:: EXERCISE BRIEF ::
Count every line in the entries that follow where the word "icon" appears, then state only the total.

:: DATA SUPPLIED ::
■ ■ ■ ■

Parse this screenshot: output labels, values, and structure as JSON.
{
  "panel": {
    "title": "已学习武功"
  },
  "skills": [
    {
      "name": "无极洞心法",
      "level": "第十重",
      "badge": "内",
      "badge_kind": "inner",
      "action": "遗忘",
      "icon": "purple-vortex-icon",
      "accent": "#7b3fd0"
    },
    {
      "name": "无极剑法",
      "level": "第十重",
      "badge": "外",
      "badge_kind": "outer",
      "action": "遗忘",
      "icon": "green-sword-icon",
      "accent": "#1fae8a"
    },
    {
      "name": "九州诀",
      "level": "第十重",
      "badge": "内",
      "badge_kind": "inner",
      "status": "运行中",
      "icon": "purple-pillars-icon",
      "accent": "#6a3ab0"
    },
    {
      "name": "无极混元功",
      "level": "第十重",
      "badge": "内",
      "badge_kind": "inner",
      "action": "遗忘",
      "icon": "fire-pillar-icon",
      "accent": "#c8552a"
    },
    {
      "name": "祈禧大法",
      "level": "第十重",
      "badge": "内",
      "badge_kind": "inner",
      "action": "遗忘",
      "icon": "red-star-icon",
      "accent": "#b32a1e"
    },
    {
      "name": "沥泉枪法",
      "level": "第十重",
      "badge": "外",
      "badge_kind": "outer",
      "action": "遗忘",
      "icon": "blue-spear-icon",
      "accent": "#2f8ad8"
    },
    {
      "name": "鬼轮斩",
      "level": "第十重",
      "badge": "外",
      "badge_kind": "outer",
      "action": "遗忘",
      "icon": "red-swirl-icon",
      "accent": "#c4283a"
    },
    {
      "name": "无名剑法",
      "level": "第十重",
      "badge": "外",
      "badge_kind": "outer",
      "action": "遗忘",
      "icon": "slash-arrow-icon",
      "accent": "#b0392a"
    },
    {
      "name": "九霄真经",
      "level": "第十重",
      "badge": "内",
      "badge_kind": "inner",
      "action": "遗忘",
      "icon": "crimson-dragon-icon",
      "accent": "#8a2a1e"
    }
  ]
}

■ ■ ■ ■

:: OUTPUT OF THE TASK ::
9